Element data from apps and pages
________________________________________

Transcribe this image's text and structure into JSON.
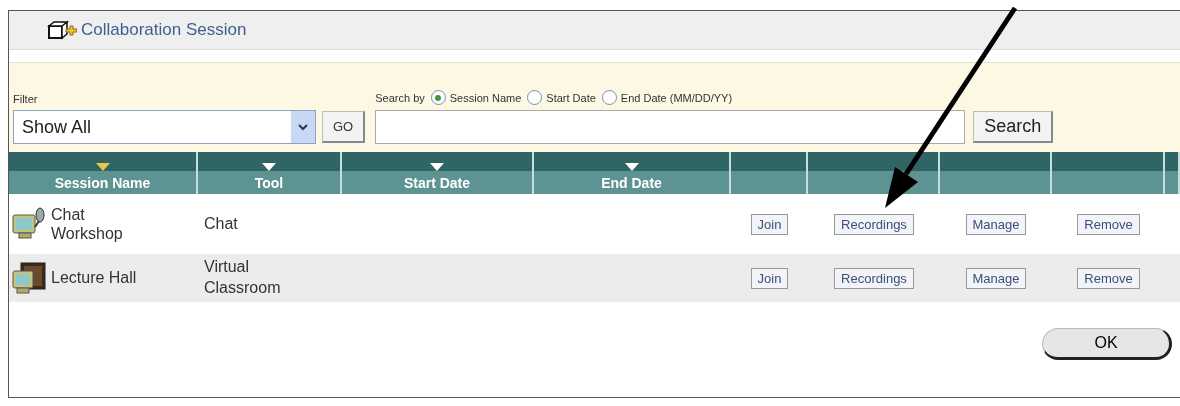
{
  "window": {
    "title": "Collaboration Session"
  },
  "filter": {
    "label": "Filter",
    "value": "Show All",
    "go_button": "GO"
  },
  "search": {
    "label": "Search by",
    "options": [
      {
        "label": "Session Name",
        "selected": true
      },
      {
        "label": "Start Date",
        "selected": false
      },
      {
        "label": "End Date (MM/DD/YY)",
        "selected": false
      }
    ],
    "button": "Search"
  },
  "table": {
    "columns": [
      {
        "label": "Session Name",
        "sorted": true
      },
      {
        "label": "Tool",
        "sorted": false
      },
      {
        "label": "Start Date",
        "sorted": false
      },
      {
        "label": "End Date",
        "sorted": false
      }
    ],
    "rows": [
      {
        "kind": "chat",
        "name": "Chat Workshop",
        "tool": "Chat",
        "actions": [
          "Join",
          "Recordings",
          "Manage",
          "Remove"
        ]
      },
      {
        "kind": "classroom",
        "name": "Lecture Hall",
        "tool": "Virtual Classroom",
        "actions": [
          "Join",
          "Recordings",
          "Manage",
          "Remove"
        ]
      }
    ]
  },
  "ok_button": "OK"
}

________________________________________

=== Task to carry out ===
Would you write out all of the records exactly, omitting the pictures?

=== Result ===
Transcribe this image's text and structure into JSON.
{
  "window": {
    "title": "Collaboration Session"
  },
  "filter": {
    "label": "Filter",
    "value": "Show All",
    "go_button": "GO"
  },
  "search": {
    "label": "Search by",
    "options": [
      {
        "label": "Session Name",
        "selected": true
      },
      {
        "label": "Start Date",
        "selected": false
      },
      {
        "label": "End Date (MM/DD/YY)",
        "selected": false
      }
    ],
    "button": "Search"
  },
  "table": {
    "columns": [
      {
        "label": "Session Name",
        "sorted": true
      },
      {
        "label": "Tool",
        "sorted": false
      },
      {
        "label": "Start Date",
        "sorted": false
      },
      {
        "label": "End Date",
        "sorted": false
      }
    ],
    "rows": [
      {
        "kind": "chat",
        "name": "Chat Workshop",
        "tool": "Chat",
        "actions": [
          "Join",
          "Recordings",
          "Manage",
          "Remove"
        ]
      },
      {
        "kind": "classroom",
        "name": "Lecture Hall",
        "tool": "Virtual Classroom",
        "actions": [
          "Join",
          "Recordings",
          "Manage",
          "Remove"
        ]
      }
    ]
  },
  "ok_button": "OK"
}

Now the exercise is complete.